Contrary to common perception, naming projects is a well-researched and executed exercise. Most leading developers invest a great deal of psychology and marketing thought in this process. The aim is to best convey the value proposition and market positioning of the project in one or a few words. At other times, the goal may be to stir up a certain aspiration, in the minds of the target clientele or associate the project to uber-luxury or select global locations.
For example, continental names intend to conjure images of exotic European locales and life there. Generally, it is the theme-based or luxury projects and gated townships that get named in such a fashion. The developer tries to evoke a sense of ‘arrival’ in the buyers’ minds, apart from representing the global ambience and exclusiveness that such a project would offer.
Two upcoming projects in Mumbai have been named after Paris (featuring French-styled apartments) and Miami (as the project gives a great view of the Mahim bay). In Bengaluru, Prestige named two projects after London’s Kensington Gardens and Wellington Park, as they have a lot of open spaces, greenery and recreational facilities.
In Noida, an under-construction mixed-use development is called ‘Twin Towers’ – perhaps, with the intention of making an impression as an edifice. Sometimes, names are associated to architectural styles too. For instance, a project inspired by Roman architectural style is called ‘Romano’. Projects can get other names too. ‘Fable Castle’ in the National Capital Region (NCR) is so called, because it is based on fables by Walt Disney.

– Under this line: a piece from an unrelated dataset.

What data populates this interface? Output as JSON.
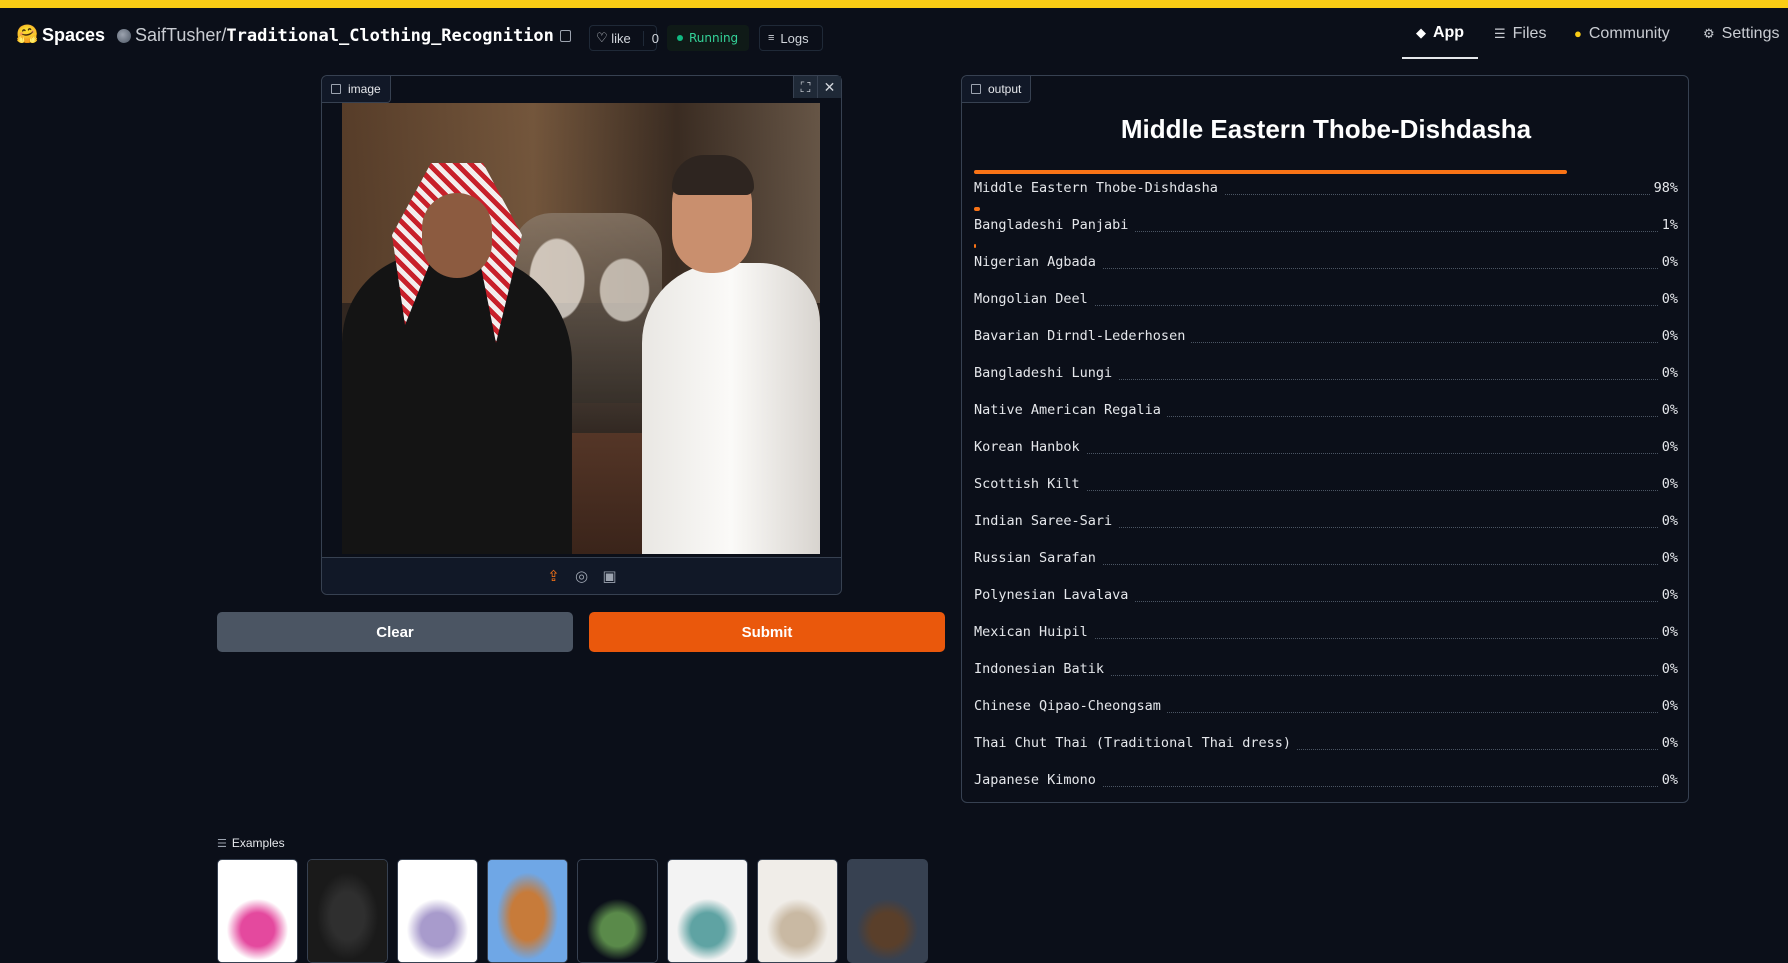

Another project in NCR is called ‘La Vida’, which means ‘live life’ in Spanish. Developments around the Buddha F1 racing circuit in NCR, has buildings named ‘Speedway Avenue’, ‘Grand Stand’, ‘Grand Circuit’, etc. In Bengaluru, a luxury offering flaunts its elitist tag through the name ‘White Meadows’, which naturally conjures up images of pastoral grasslands.
How it all began
In Mumbai, this trend was most probably started by the Hiranandani Group at their flagship township in Powai, where each building was named after a Greek god or a foreign locale. The developer continued with this practice and because of its success, this unique exercise was adopted by several other developers and further innovations followed.
Different developers follow different schemes. Godrej Developers often name their buildings after foreign flora and precious stones. Thane’s Vasant Vihar area has many buildings named after Indian flora and trees, many of them having a special place in Indian culture.
Foreign flora has emerged as a common favourite, for developers across India, with many residential buildings and entire townships, named after exotic flowers. DLF’s Camellias in the NCR is inspired by an evergreen shrub’s flowers, said to symbolise desire, passion and refinement. Sobha’s Mayflower in Bengaluru, is inspired by what is considered to be the tree of love.
Now, developers are getting more innovative. The name for Omkar’s ‘Worli 1973’ project in Mumbai, is derived by merging the location’s latitude (19°) and longitude (73°). Another developer has used its initial ‘W’ to name projects. One of its projects is named ‘W54’, clearly derived from this initial followed by the number of units it was initially supposed to have. ‘Three Sixty West’ presumably gets its name because its height is 360 meters and all apartments face the western direction. ‘Avenue54’ probably gets its name because select roads are called avenues in Santacruz and the area’s pin code ends with 54. So intense is the competition of using unique tags that most developers maintain a shroud of secrecy around their projects’ names, until they have actually kicked off their marketing campaigns.
Affinity to European names
Call it a post-colonial legacy or the universal human psychology of finding foreign-sounding names more attractive but there is no denying that the Indian customer’s psyche, equates such names to better value propositions, international concepts, design and amenities. Not only non-resident Indians (NRIs) but local buyers too, are impressed by the idea of world-class designs and amenities, associated with foreign names.
Increasing globalisation has exposed Indians to international locations and the global appeal of such names attract a niche set of buyers. Also, such names are seen as neutral and cosmopolitan. Given the tangible results of using such names in recent years, it is a trend which is here to stay and developers are bound to get more and more innovative, with the science behind naming their projects.
(The writer is national director – research, JLL India)